Contemporary art is characterized inter alia by the way in which analysis and reflectivity function as part of the artistic process per se. There is certainly a—likewise typical—more comprehensive and in many respects more heterogeneous discourse about the way art is created, circulated and perceived. Rarely, however, is any thought given in this context to the extent to which artists themselves drive this process forward by writing, producing texts and discourse. Or, to go a little further, to the question of how the function of criticism and reflective thinking have long since found their own way into artistic creation—and not only in exceptional historical circumstances. This issue attempts to illustrate how much this creative output owes today to what might be called Contemporary Artist Writing in the broadest sense of the term.
This issue was created in cooperation with the Akademie der Bildenden Künste München [Academy of Fine Arts, Munich] where classes led by Florian Pumhösl, Nicole Wermers and Alexandra Bircken attempted in a series of lectures in spring 2020 to pragmatically delineate this kind of “Artist Writing”. Since face-to-face teaching was not possible during that period, selected contemporary artists as well as individual art historians and curators were invited to introduce their work for a limited period of time in the form of online presentations. This issue brings together a selection of these presentations, which have been specially adapted and/or expanded once again for the magazine format.

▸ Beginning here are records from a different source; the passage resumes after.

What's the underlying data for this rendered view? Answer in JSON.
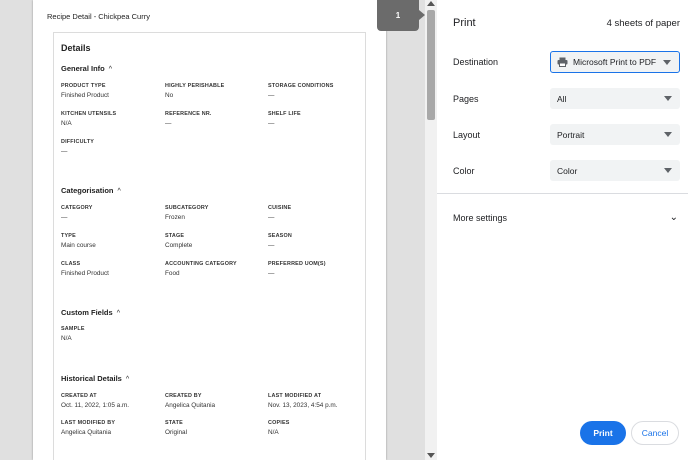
{
  "preview": {
    "doc_title": "Recipe Detail - Chickpea Curry",
    "page_badge": "1",
    "details_title": "Details",
    "sections": {
      "general": {
        "title": "General Info",
        "chev": "^",
        "fields": [
          {
            "label": "PRODUCT TYPE",
            "value": "Finished Product"
          },
          {
            "label": "HIGHLY PERISHABLE",
            "value": "No"
          },
          {
            "label": "STORAGE CONDITIONS",
            "value": "—"
          },
          {
            "label": "KITCHEN UTENSILS",
            "value": "N/A"
          },
          {
            "label": "REFERENCE NR.",
            "value": "—"
          },
          {
            "label": "SHELF LIFE",
            "value": "—"
          },
          {
            "label": "DIFFICULTY",
            "value": "—"
          }
        ]
      },
      "categorisation": {
        "title": "Categorisation",
        "chev": "^",
        "fields": [
          {
            "label": "CATEGORY",
            "value": "—"
          },
          {
            "label": "SUBCATEGORY",
            "value": "Frozen"
          },
          {
            "label": "CUISINE",
            "value": "—"
          },
          {
            "label": "TYPE",
            "value": "Main course"
          },
          {
            "label": "STAGE",
            "value": "Complete"
          },
          {
            "label": "SEASON",
            "value": "—"
          },
          {
            "label": "CLASS",
            "value": "Finished Product"
          },
          {
            "label": "ACCOUNTING CATEGORY",
            "value": "Food"
          },
          {
            "label": "PREFERRED UOM(S)",
            "value": "—"
          }
        ]
      },
      "custom": {
        "title": "Custom Fields",
        "chev": "^",
        "fields": [
          {
            "label": "SAMPLE",
            "value": "N/A"
          }
        ]
      },
      "historical": {
        "title": "Historical Details",
        "chev": "^",
        "fields": [
          {
            "label": "CREATED AT",
            "value": "Oct. 11, 2022, 1:05 a.m."
          },
          {
            "label": "CREATED BY",
            "value": "Angelica Quitania"
          },
          {
            "label": "LAST MODIFIED AT",
            "value": "Nov. 13, 2023, 4:54 p.m."
          },
          {
            "label": "LAST MODIFIED BY",
            "value": "Angelica Quitania"
          },
          {
            "label": "STATE",
            "value": "Original"
          },
          {
            "label": "COPIES",
            "value": "N/A"
          }
        ]
      }
    }
  },
  "panel": {
    "title": "Print",
    "sheet_count": "4 sheets of paper",
    "destination": {
      "label": "Destination",
      "value": "Microsoft Print to PDF",
      "icon": "printer-icon"
    },
    "pages": {
      "label": "Pages",
      "value": "All"
    },
    "layout": {
      "label": "Layout",
      "value": "Portrait"
    },
    "color": {
      "label": "Color",
      "value": "Color"
    },
    "more_settings": "More settings",
    "print_label": "Print",
    "cancel_label": "Cancel"
  },
  "colors": {
    "accent": "#1a73e8",
    "badge": "#6b6b6b"
  }
}
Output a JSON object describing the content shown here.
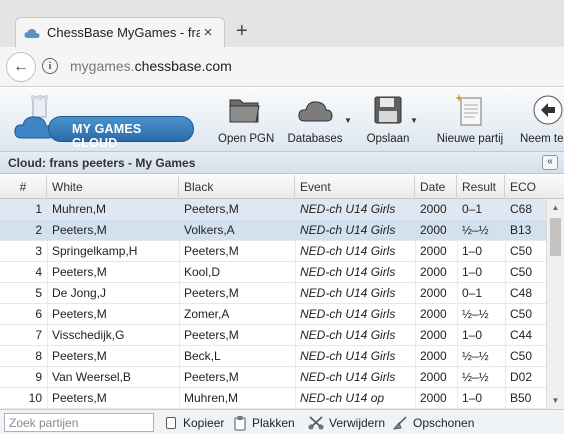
{
  "browser": {
    "tab_title": "ChessBase MyGames - fran",
    "close_glyph": "×",
    "new_tab_glyph": "+",
    "back_glyph": "←",
    "info_glyph": "i",
    "url_prefix": "mygames.",
    "url_host": "chessbase.com"
  },
  "app": {
    "logo_text": "MY GAMES CLOUD",
    "toolbar": {
      "open_pgn": "Open PGN",
      "databases": "Databases",
      "save": "Opslaan",
      "new_game": "Nieuwe partij",
      "take_back": "Neem terug"
    }
  },
  "panel": {
    "title": "Cloud: frans peeters - My Games",
    "collapse_glyph": "«"
  },
  "table": {
    "columns": [
      "#",
      "White",
      "Black",
      "Event",
      "Date",
      "Result",
      "ECO"
    ],
    "rows": [
      {
        "n": "1",
        "white": "Muhren,M",
        "black": "Peeters,M",
        "event": "NED-ch U14 Girls",
        "date": "2000",
        "result": "0–1",
        "eco": "C68"
      },
      {
        "n": "2",
        "white": "Peeters,M",
        "black": "Volkers,A",
        "event": "NED-ch U14 Girls",
        "date": "2000",
        "result": "½–½",
        "eco": "B13"
      },
      {
        "n": "3",
        "white": "Springelkamp,H",
        "black": "Peeters,M",
        "event": "NED-ch U14 Girls",
        "date": "2000",
        "result": "1–0",
        "eco": "C50"
      },
      {
        "n": "4",
        "white": "Peeters,M",
        "black": "Kool,D",
        "event": "NED-ch U14 Girls",
        "date": "2000",
        "result": "1–0",
        "eco": "C50"
      },
      {
        "n": "5",
        "white": "De Jong,J",
        "black": "Peeters,M",
        "event": "NED-ch U14 Girls",
        "date": "2000",
        "result": "0–1",
        "eco": "C48"
      },
      {
        "n": "6",
        "white": "Peeters,M",
        "black": "Zomer,A",
        "event": "NED-ch U14 Girls",
        "date": "2000",
        "result": "½–½",
        "eco": "C50"
      },
      {
        "n": "7",
        "white": "Visschedijk,G",
        "black": "Peeters,M",
        "event": "NED-ch U14 Girls",
        "date": "2000",
        "result": "1–0",
        "eco": "C44"
      },
      {
        "n": "8",
        "white": "Peeters,M",
        "black": "Beck,L",
        "event": "NED-ch U14 Girls",
        "date": "2000",
        "result": "½–½",
        "eco": "C50"
      },
      {
        "n": "9",
        "white": "Van Weersel,B",
        "black": "Peeters,M",
        "event": "NED-ch U14 Girls",
        "date": "2000",
        "result": "½–½",
        "eco": "D02"
      },
      {
        "n": "10",
        "white": "Peeters,M",
        "black": "Muhren,M",
        "event": "NED-ch U14 op",
        "date": "2000",
        "result": "1–0",
        "eco": "B50"
      }
    ]
  },
  "bottom": {
    "search_placeholder": "Zoek partijen",
    "copy": "Kopieer",
    "paste": "Plakken",
    "delete": "Verwijdern",
    "clean": "Opschonen"
  },
  "colors": {
    "accent": "#2a6ba9",
    "selected_row": "#dfe8f2"
  },
  "icons": [
    "cloud-favicon-icon",
    "back-arrow-icon",
    "info-icon",
    "folder-icon",
    "cloud-icon",
    "floppy-disk-icon",
    "new-document-icon",
    "undo-arrow-icon",
    "copy-icon",
    "clipboard-icon",
    "scissors-icon",
    "broom-icon"
  ]
}
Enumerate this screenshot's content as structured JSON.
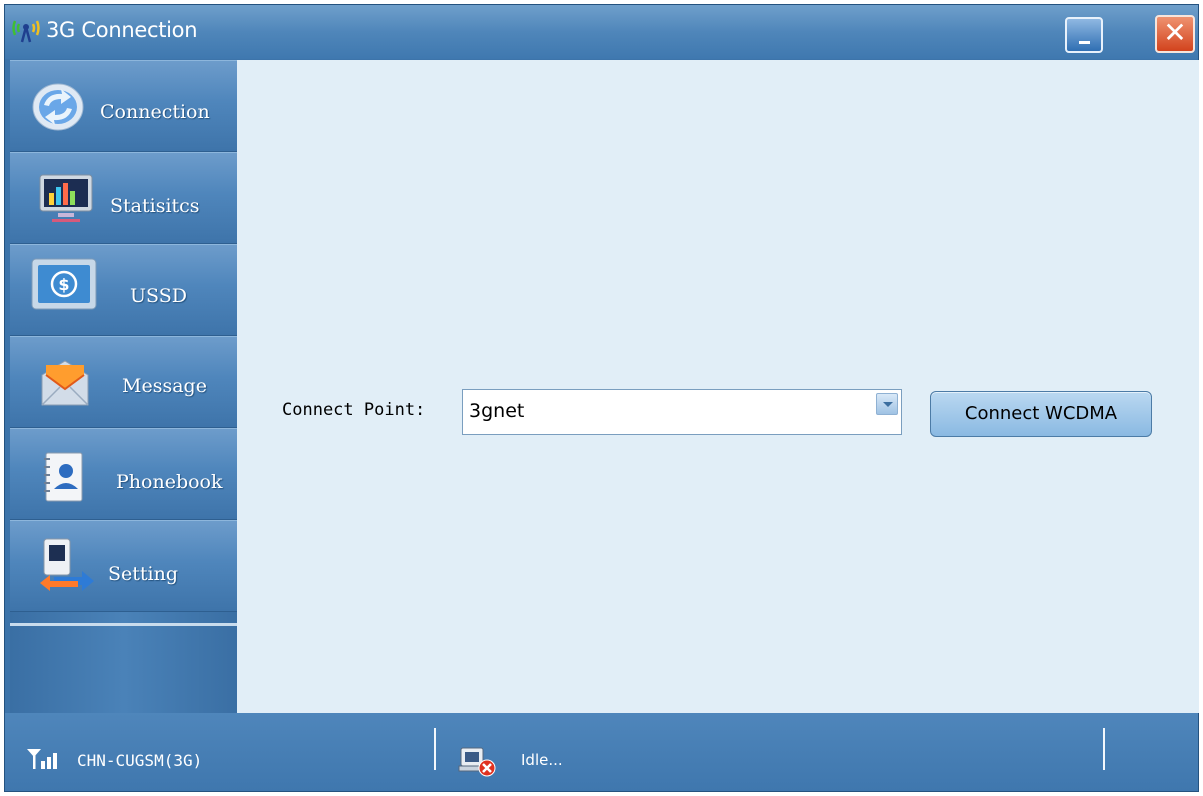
{
  "window": {
    "title": "3G Connection"
  },
  "sidebar": {
    "items": [
      {
        "label": "Connection"
      },
      {
        "label": "Statisitcs"
      },
      {
        "label": "USSD"
      },
      {
        "label": "Message"
      },
      {
        "label": "Phonebook"
      },
      {
        "label": "Setting"
      }
    ]
  },
  "main": {
    "connect_point_label": "Connect Point:",
    "connect_point_value": "3gnet",
    "connect_button": "Connect WCDMA"
  },
  "status": {
    "network": "CHN-CUGSM(3G)",
    "state": "Idle..."
  },
  "colors": {
    "accent": "#4f86bc",
    "content_bg": "#e1eef7"
  }
}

In her contribution, Nora Schultz turns an artistic spotlight on the specific format of the remote lecture. This also entails a design dimension, as her graphic/draftsmanship-driven approach picks up on various parameters of temporal and spatial distance and—transforming these through the media prism—combines them in a five-page, compressed arrangement. Sam Lewitt operates at the other extremity of what one could describe as an (imaginary) spectrum of Artist Writing. For him, a single—non-artistic—image forms the starting point for reflecting on the conditions of contemporary production. That image is one recorded by a thermal imaging camera of the type used in many locations today, primarily in logistics processes, in order to directly depict the degree of efficiency and performance and, if possible, to increase these. On the basis of this simple-looking mapping process, Lewitt derives reflections on how fundamental techniques from mathematics and physics, such as rasterization or, more recently, gradient reduction, find parallels in the artistic process—a process that in many cases prides itself on moving resolutely beyond the economic imperatives of its epistemic setting.

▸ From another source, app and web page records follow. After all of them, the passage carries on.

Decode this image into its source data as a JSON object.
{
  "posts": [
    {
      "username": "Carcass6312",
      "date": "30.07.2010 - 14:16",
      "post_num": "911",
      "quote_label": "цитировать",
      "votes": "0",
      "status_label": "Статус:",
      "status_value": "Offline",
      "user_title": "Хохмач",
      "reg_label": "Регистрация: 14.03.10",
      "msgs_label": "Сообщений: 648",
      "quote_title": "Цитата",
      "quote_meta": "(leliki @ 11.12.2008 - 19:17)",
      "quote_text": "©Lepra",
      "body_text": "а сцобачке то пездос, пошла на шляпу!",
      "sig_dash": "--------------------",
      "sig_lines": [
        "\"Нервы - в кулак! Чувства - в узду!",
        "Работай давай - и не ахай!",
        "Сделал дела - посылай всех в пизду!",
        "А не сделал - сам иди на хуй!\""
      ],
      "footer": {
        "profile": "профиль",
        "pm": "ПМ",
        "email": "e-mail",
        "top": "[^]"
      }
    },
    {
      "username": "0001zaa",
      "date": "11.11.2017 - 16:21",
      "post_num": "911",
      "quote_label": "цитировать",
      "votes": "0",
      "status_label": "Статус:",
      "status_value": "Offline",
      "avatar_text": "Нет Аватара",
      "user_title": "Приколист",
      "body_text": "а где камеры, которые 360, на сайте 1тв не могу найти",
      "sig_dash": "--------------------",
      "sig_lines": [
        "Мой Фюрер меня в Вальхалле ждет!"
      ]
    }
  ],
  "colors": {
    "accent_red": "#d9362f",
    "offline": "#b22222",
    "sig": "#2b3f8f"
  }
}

In an interview with curator Amy Zion, Ulrike Müller explores the extent to which this setting can be counteracted by specifically artistic “ways of writing”. Müller has designed a large mural painting for Queens Museum, based on the children’s book The Animals’ Conference, which triggers reflections on the significance (and frequent negation) of non-canonical art forms, such as children’s drawings. Cameron Rowland’s exemplary text-image combination homes in on a completely different type of historical negation in Birmingham, in which he examines the history of American slave labor and its successor regime, known as the Convict Lease System. Cameron’s richly detailed and referenced text depicts a profound historical-critical bracket that holds together the artefacts he prepares and configures as an installation (in this case, objects from the US railway system).
Maurin Dietrich in her contribution on American “copy artist” Pati Hill and Andreas Neufert in his conversation about Viennese-born Surrealist Wolfgang Paalen examine how artistic writing can have an effect over and above beyond the tangible act of writing. A common feature of both approaches is their demonstration of the discursive range—extending beyond mere writing—and cognitive depth of Artist Writing that is of relevance for our contemporary world. In addition, both reveal how alterity and openness can always be accessed from within practice too (particularly if this is discourse-related).